U.S. Solicitor General Donald Verrilli reflected Wednesday on LGBT progress in the past year and his own efforts in arguing on behalf of same-sex marriage before the U.S. Supreme Court.
The attorney responsible for representing the U.S. government before the Supreme Court made the remarks in front of attorneys and law enforcement officials attending a Pride event at the Justice Department.
Two months after oral arguments before the Supreme Court in which he argued on behalf of the Obama administration, Verrilli said it’s “moving” to take part in a Pride event at the Justice Department and be near a potential Supreme Court decision in favor of same-sex marriage across the country. A decision in the case is expected this month.
“It is moving to reflect on the many courageous actions that our leadership has taken, particularly when you think of how much of the historical discrimination against gay and lesbian people that the federal government was actually responsible for,” Verrilli said. “It is moving, amazing really, to think that we are actually awaiting a definitive judgment from the Supreme Court on the question of whether gay and lesbian couples have an equal right to participate in the institution of marriage.”
Verrilli said the “argument against equality really does seem, well, untenable” and equal rights for LGBT people are assured in the long run regardless of what the U.S. Supreme Court decides.
“We don’t know what the Supreme Court will rule when it announces its decision in the marriage cases later this month,” Verrilli said. “We hope, but we don’t know. What we do know for certain is our country is forever changed, immeasurably for the better, by your work and so many lives lived with integrity and courage and character.”
On April 28, Verrilli delivered oral arguments before the Supreme Court in the pending litigation, arguing state prohibitions on same-sex marriage are unconstitutional.
“Gay and lesbian people are equal,” Verrilli said at the time. “They deserve equal protection of the laws, and they deserve it now.”
Also speaking at the event was Sheila Alexander-Reid, director of LGBTQ Affairs for D.C. Mayor Muriel Bowser.
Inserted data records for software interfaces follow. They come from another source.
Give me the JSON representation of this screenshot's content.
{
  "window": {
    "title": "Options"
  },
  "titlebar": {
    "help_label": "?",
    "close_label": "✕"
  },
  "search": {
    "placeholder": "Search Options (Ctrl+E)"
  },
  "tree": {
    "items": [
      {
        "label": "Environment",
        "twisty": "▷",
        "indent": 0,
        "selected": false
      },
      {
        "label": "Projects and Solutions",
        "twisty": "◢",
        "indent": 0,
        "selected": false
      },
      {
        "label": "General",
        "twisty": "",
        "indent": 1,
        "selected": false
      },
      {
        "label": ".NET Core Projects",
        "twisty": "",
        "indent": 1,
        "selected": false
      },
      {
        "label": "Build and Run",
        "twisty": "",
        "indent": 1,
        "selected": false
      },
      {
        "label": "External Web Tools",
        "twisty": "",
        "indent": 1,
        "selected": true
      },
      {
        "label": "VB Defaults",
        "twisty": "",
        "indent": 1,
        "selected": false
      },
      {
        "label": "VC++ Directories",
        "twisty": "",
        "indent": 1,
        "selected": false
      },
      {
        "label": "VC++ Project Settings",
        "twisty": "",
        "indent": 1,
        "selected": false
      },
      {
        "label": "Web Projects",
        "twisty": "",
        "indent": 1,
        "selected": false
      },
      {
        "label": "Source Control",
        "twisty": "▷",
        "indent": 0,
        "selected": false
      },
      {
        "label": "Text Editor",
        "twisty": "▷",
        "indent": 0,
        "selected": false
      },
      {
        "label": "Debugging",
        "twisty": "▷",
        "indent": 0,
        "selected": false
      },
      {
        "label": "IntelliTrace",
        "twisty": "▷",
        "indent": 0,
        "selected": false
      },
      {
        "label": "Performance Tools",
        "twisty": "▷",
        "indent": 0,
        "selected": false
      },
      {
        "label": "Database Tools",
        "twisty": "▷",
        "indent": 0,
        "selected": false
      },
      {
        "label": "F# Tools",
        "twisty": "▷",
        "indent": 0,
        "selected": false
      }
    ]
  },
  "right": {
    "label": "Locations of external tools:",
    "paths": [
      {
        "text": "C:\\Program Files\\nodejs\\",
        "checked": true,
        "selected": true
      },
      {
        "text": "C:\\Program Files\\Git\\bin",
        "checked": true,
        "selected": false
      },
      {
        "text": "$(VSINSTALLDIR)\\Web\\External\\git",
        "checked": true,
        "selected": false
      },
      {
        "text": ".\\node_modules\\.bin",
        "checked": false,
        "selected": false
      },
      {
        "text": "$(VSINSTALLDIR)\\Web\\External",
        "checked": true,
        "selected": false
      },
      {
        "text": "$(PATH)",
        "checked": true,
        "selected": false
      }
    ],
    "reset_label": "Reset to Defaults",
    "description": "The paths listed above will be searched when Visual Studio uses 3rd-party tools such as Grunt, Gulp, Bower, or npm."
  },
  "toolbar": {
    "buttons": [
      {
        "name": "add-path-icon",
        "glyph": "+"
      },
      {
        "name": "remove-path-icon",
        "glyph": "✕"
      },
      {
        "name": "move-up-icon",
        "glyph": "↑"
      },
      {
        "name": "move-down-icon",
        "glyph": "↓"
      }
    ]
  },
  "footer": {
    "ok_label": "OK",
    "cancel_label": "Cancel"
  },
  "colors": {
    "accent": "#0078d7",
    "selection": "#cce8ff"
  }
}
Among other things, she talked about the need to structure government services, such as health care, to ensure they reach LGBT families.
“This diversity of experience presents us with the challenge…to end the assumption that LGBT people aren’t facing the same challenges or…the same concerns as those who are not LGBTQ identified,” Alexander-Reid said.
John Elias, president of the LGBT affinity group DOJ Pride, told the Blade he felt “privileged” to have Verrilli attend the event after speaking out on behalf of marriage equality before the Supreme Court.
“I think he’s been a very effective advocate and I also appreciated how personal it was to him, hearing his remarks on stage, talking about the LGBT individuals he’s personally known,” Elias said.
Also at the event, the Gerald B. Roemer Community Service Award for outstanding contributions to the LGBT community was given to Verrilli and acting Associate Attorney General Stuart Delery, who led the effort to expand marriage benefits to married same-sex couples in the wake of the Supreme Court decision against the Defense of Marriage Act.
Sharon McGowan, deputy chief for the appellate section of the civil rights division, was given the James R. Douglas Award for efforts contributing to the work-life for LGBT employees at the Justice Department.